By Fei Chen

Jan 30, 2020 (IPS) – On January 23, the authorities of Wuhan City, China, sealed off the motorways and shut down all public transport to stop the coronavirus outbreak from spreading. Shortly afterward, at least ten other cities in China were under quarantine orders, most of them located in the areas surrounding Wuhan.

It sounds unbelievable to quarantine a city of 11 million people, but it may work because movement within and between cities in China relies heavily on public transport infrastructure. Major cities in China are well connected by airports, express railways, motorways, and long-distance buses. Once the entry points of these transport routes are controlled and patrolled, people cannot easily get out.

The transport infrastructure is built by the state and over 90% funded by public money, so control remains in the hands of the authorities. The one-party government in China also helps to effectively implement such a strategy.

Another reason this containment strategy may work is that major Chinese cities are large and dense. Wuhan has an urban area of 1,528km2, which makes it extremely difficult for people to walk out of the city if they are not able to take public transport or travel on the motorways using private cars.

People who live on the periphery of the city may still be able to get out through small local road networks that mainly lead to villages or the countryside. As long as the major roads are closed off, they are not able to reach other major cities with a large, concentrated population and the quarantine remains effective.

Megacity regions

The urbanization process facilitated by the Chinese state results in big cities surrounded by smaller cities, towns, and counties. This form of city cluster, known as megacity regions, is a recent phenomenon in China and their development
has been driven by both political and economic factors. The Yangtze River Delta and Pearl River Delta are the most well-known megacity regions, holding enormous economic power and attracting laborers regionally and nationally.
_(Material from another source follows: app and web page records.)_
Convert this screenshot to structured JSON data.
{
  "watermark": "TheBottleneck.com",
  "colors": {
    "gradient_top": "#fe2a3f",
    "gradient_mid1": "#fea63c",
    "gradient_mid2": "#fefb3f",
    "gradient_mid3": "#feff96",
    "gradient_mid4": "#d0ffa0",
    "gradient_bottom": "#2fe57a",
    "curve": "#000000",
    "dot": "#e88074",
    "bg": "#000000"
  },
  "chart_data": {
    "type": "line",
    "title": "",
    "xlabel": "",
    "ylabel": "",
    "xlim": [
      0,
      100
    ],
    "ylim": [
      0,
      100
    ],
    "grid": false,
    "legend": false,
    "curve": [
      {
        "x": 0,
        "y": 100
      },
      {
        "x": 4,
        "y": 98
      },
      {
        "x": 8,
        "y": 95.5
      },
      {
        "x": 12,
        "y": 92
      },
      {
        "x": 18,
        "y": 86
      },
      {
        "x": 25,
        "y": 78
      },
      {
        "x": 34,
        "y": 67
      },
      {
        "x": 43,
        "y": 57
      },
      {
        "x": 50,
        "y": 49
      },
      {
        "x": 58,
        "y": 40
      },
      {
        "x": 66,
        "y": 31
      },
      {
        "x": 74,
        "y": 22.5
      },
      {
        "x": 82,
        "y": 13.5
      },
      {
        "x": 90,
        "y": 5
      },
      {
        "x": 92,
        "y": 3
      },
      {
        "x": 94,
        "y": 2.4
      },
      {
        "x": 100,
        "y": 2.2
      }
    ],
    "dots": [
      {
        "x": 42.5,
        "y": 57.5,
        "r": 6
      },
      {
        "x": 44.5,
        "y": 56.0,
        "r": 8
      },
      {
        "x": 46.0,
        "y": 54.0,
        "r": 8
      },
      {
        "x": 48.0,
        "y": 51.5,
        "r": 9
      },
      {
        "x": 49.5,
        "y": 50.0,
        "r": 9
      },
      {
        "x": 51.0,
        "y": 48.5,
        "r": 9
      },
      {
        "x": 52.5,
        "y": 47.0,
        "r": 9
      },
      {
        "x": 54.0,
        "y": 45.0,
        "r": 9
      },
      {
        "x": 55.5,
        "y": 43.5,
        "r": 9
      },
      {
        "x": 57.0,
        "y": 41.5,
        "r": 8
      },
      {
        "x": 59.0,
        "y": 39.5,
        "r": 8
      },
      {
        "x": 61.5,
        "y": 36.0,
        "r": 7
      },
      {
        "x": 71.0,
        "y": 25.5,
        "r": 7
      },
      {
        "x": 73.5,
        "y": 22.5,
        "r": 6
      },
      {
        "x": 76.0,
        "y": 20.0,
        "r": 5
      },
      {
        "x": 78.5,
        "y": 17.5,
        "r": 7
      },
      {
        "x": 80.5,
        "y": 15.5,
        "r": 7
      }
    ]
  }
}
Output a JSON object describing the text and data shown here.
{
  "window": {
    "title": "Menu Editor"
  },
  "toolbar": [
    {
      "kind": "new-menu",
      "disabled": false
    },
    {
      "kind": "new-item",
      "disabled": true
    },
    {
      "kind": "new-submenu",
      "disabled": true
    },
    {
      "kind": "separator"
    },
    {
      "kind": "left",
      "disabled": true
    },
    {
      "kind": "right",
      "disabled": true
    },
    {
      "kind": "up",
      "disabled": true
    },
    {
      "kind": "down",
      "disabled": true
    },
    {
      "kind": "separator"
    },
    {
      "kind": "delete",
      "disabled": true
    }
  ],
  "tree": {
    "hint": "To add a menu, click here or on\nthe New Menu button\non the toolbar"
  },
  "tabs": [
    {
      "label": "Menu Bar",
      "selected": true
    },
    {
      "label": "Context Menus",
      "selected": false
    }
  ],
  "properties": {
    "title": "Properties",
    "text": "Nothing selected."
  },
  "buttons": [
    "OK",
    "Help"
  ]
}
Wuhan and its surrounding cities, towns, and counties hold similar status in central China thanks to its strategic location on the Yangtze River and national railway network. The local authority’s Great Wuhan Economic Region plan is intended to promote Wuhan in efforts to become comparable to the aforementioned megacity regions.
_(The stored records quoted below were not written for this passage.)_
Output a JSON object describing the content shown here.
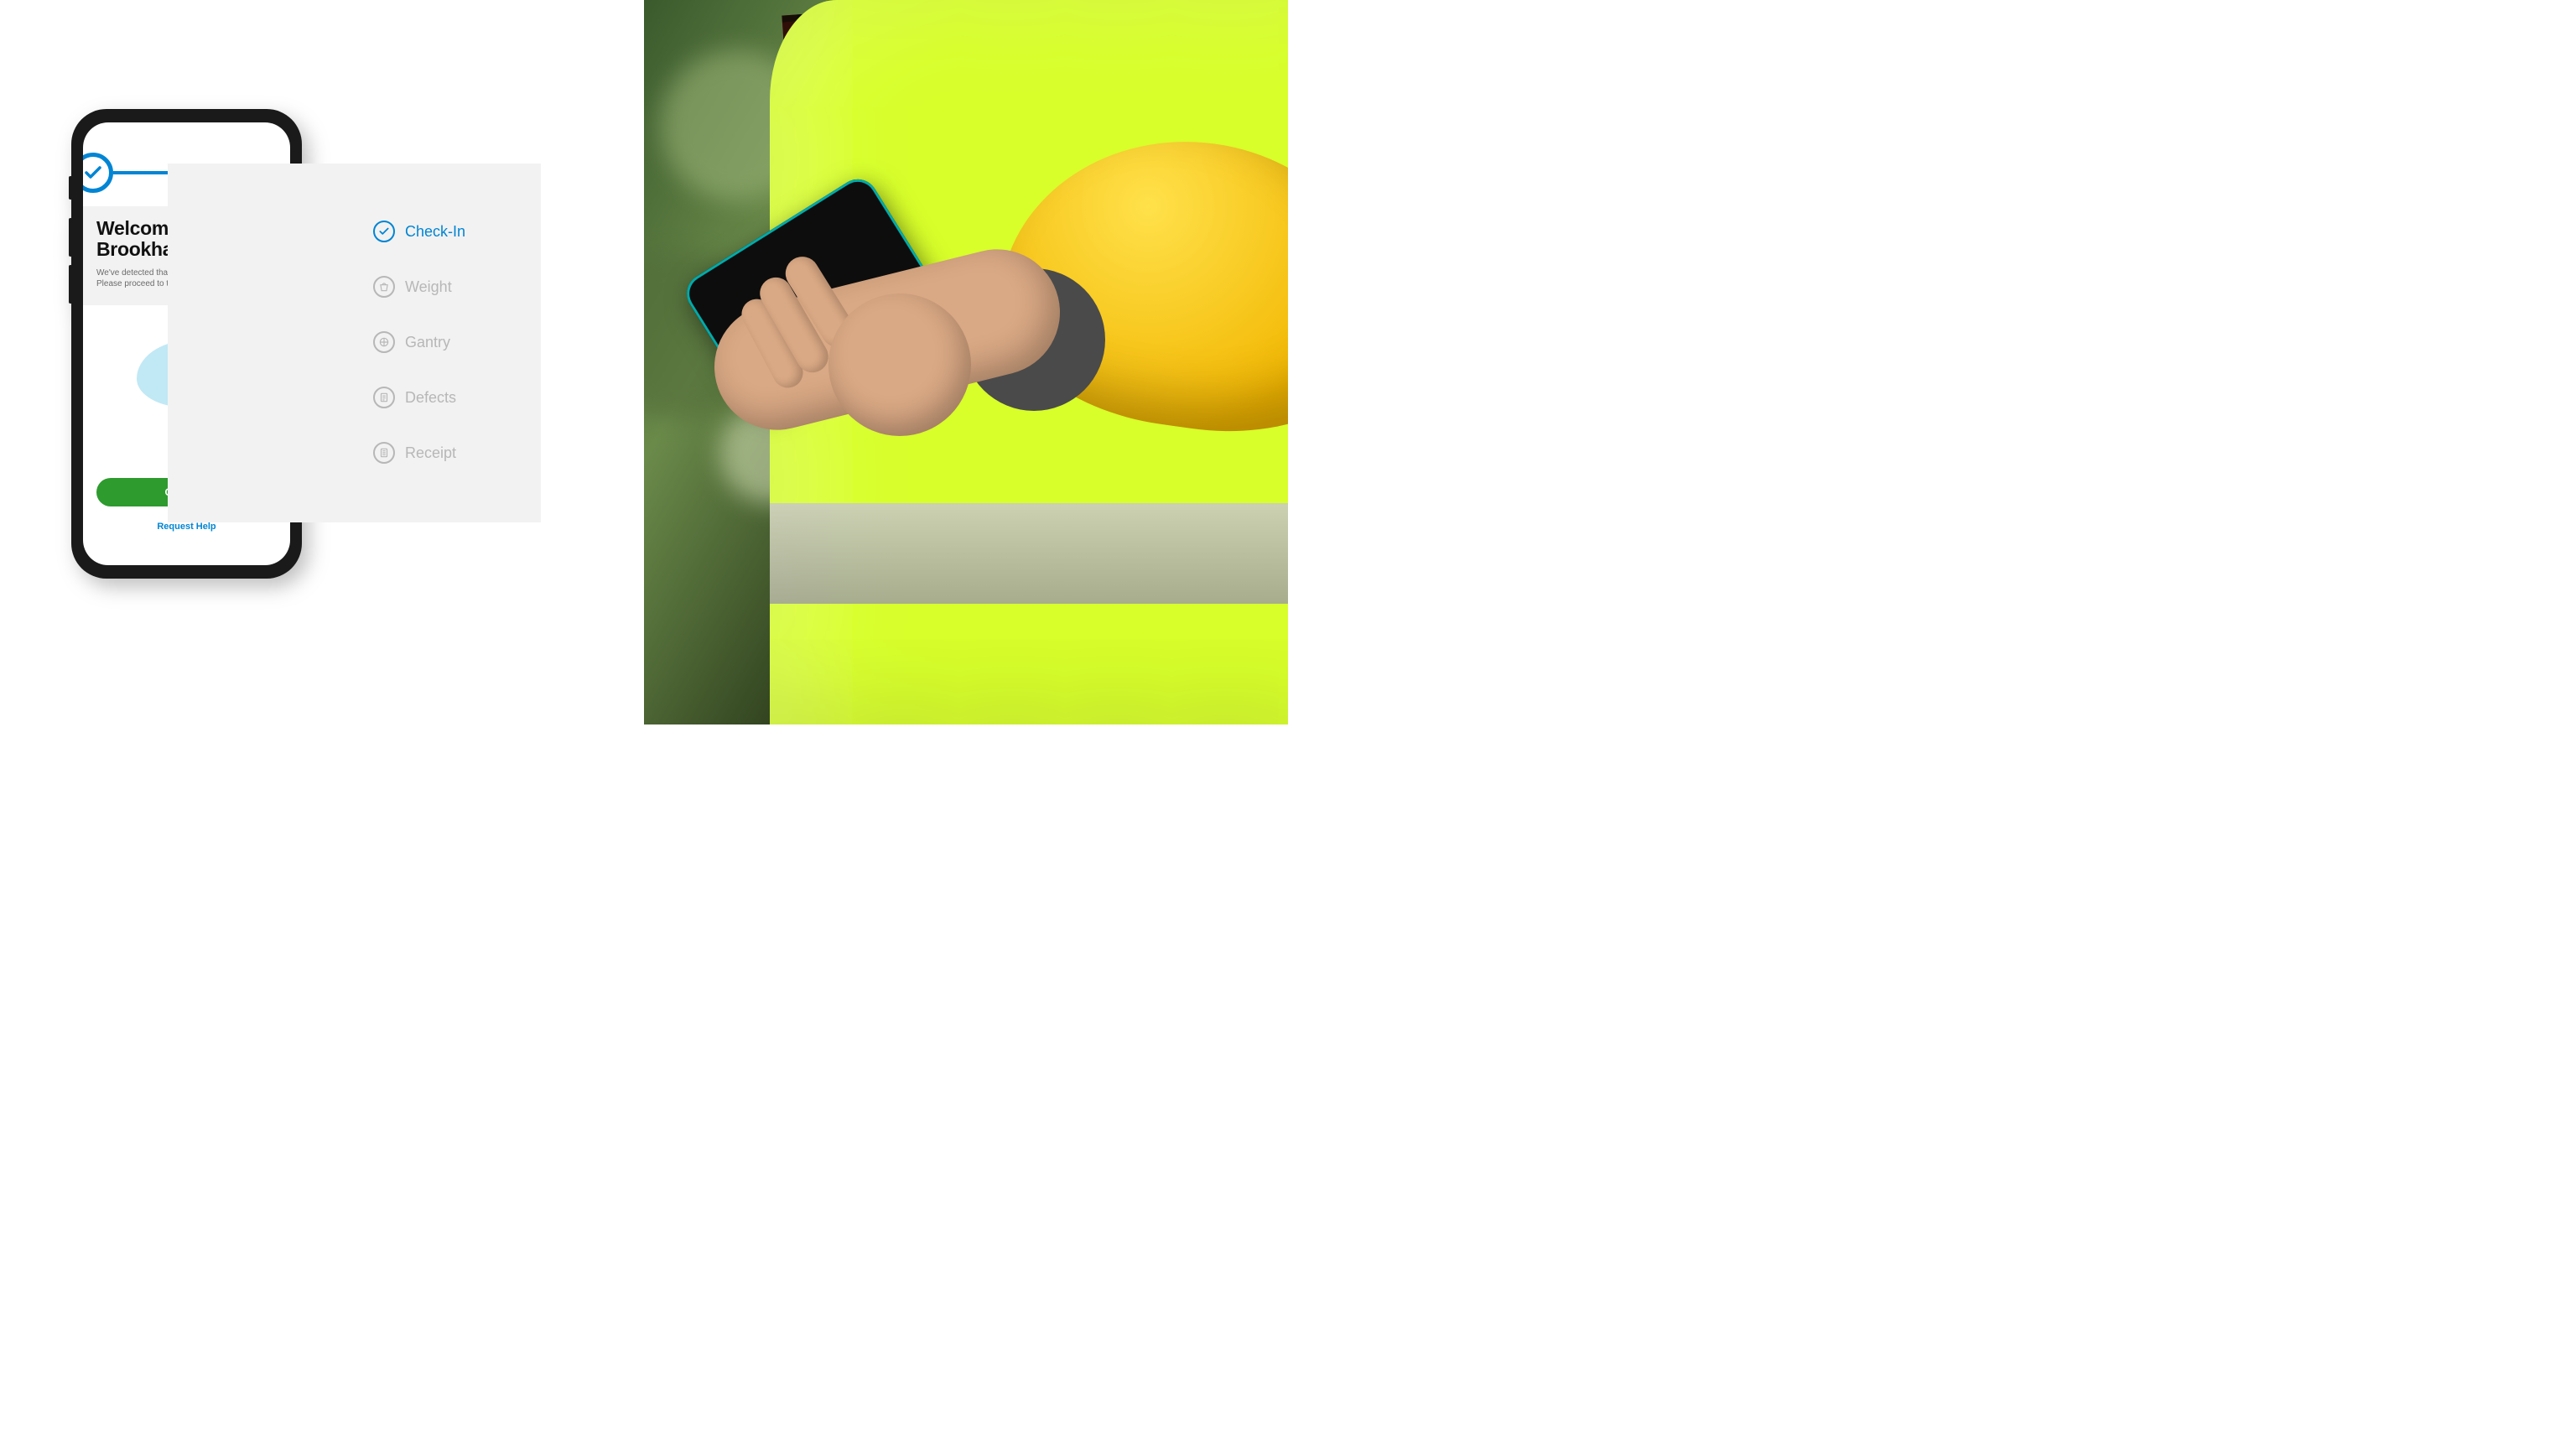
{
  "app": {
    "welcome_title_line1": "Welcome to",
    "welcome_title_line2": "Brookhaven, MS",
    "welcome_subtext": "We've detected that you've arrived.\nPlease proceed to the first kiosk.",
    "continue_label": "Continue",
    "help_link_label": "Request Help"
  },
  "steps": [
    {
      "label": "Check-In",
      "active": true
    },
    {
      "label": "Weight",
      "active": false
    },
    {
      "label": "Gantry",
      "active": false
    },
    {
      "label": "Defects",
      "active": false
    },
    {
      "label": "Receipt",
      "active": false
    }
  ],
  "colors": {
    "primary_blue": "#0085d4",
    "action_green": "#2e9b2e",
    "inactive_grey": "#b7b7b7"
  }
}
Megacity regions are connected by transport routes and mostly developed around transport nodes, at both the regional and neighborhood scales. This so-called transit-oriented development means that if the entry points of public transport are closed off in cities of the whole region, to a large extent, people are controlled in the region.
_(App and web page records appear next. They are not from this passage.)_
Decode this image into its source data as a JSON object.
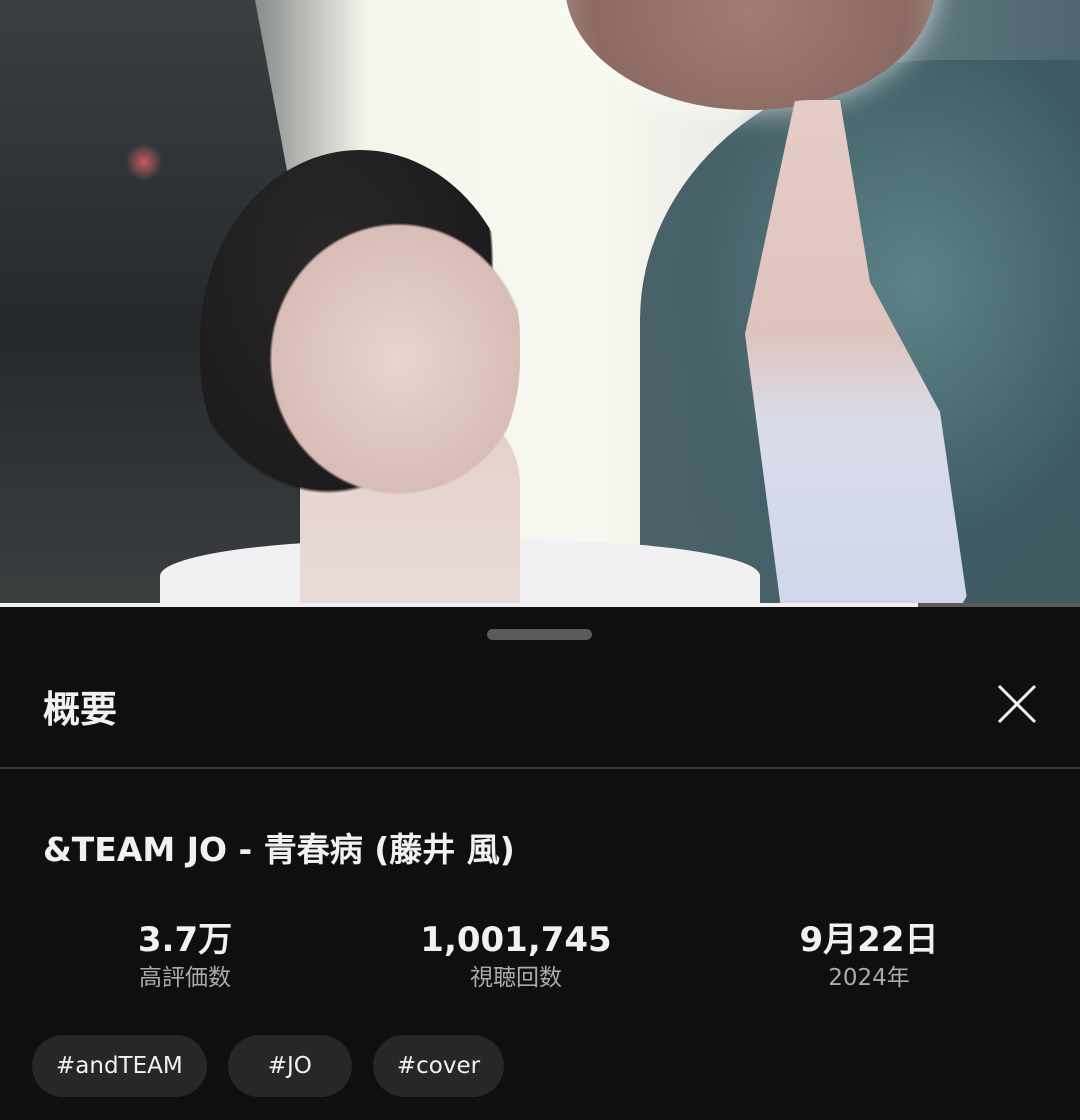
{
  "player": {
    "progress_fraction": 0.85
  },
  "sheet": {
    "title": "概要",
    "close_icon": "close-icon"
  },
  "video": {
    "title": "&TEAM JO - 青春病 (藤井 風)",
    "stats": [
      {
        "value": "3.7万",
        "label": "高評価数"
      },
      {
        "value": "1,001,745",
        "label": "視聴回数"
      },
      {
        "value": "9月22日",
        "label": "2024年"
      }
    ],
    "hashtags": [
      "#andTEAM",
      "#JO",
      "#cover"
    ]
  },
  "colors": {
    "background": "#0f0f0f",
    "chip_bg": "#272727",
    "secondary_text": "#aaaaaa"
  }
}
Chinese New Year

For more than three decades, Chinese urbanization has seen large scale domestic migration. People from the countryside and smaller cities and towns move to big cities for more work opportunities and better education and healthcare. Chinese New Year is the most important occasion when people return to their home towns to celebrate the festival with their families.

The coronavirus containment measures coincided with the national movement for the New Year celebration. This massive movement of people, if not controlled, would be a serious threat to containing the virus. People were advised against long-distance travel and the New Year holiday has been extended into February. These measures are to make sure movement within the country is restricted as much as possible. Workers will stay in their home cities as their returns are suspended.

The containment measures in Wuhan and other cities are likely to continue until further studies of the virus suggest other effective solutions. At the current moment, international travelers from China have all been checked at airports and some flights have been canceled.

Cities nowadays rely on complex systems to operate. The concentration of labor and resources may enable efficiency but leaves them vulnerable to attacks. The outbreak put enormous pressure on Wuhan’s healthcare system as people can only seek treatment in the city. A few high-ranked hospitals in Wuhan possess the best resources, but they cannot cope with the healthcare demand from large groups at the same time. Two new hospitals are being built in Wuhan to deal with the coronavirus outbreak. They are expected to be completed on February 3rd and 5th respectively and provide 2,300 beds in total.

In the foreseeable future, digital technologies and smart city measures may also play a role in dealing with pressure on health infrastructure by, for instance, reporting cases and coordinating the allocation of resources. Wuhan has a reputation for the active integration of smart technologies in urban management.

Although effective, sealing off an entire city or region should always be a last resort. It will surely have a negative social impact and damage the economy. The Conversation
Fei Chen is a senior lecturer of architecture, University of Liverpool

This article is republished from The Conversation under a Creative Commons license.

How is China responding to coronavirus outbreak? (VIDEO)

The recent outbreak of a new strain of the coronavirus has already affected nearly 2,800 people in China, mostly in the Wuhan city of the Hubei province.

January 27, 2020, by Newsclick

The recent outbreak of a new strain of the coronavirus has already affected nearly 2,800 people in China, mostly in the Wuhan city of the Hubei province. The virus has also spread to other countries with a handful of cases being reported from Japan, the US, Canada, Taiwan, Nepal, etc. In this discussion, NewsClick Editor-in-chief Prabir Purkayastha talks about the virus, how it spreads, and the measures are taken by the Chinese government to contain it.

Source- Newsclick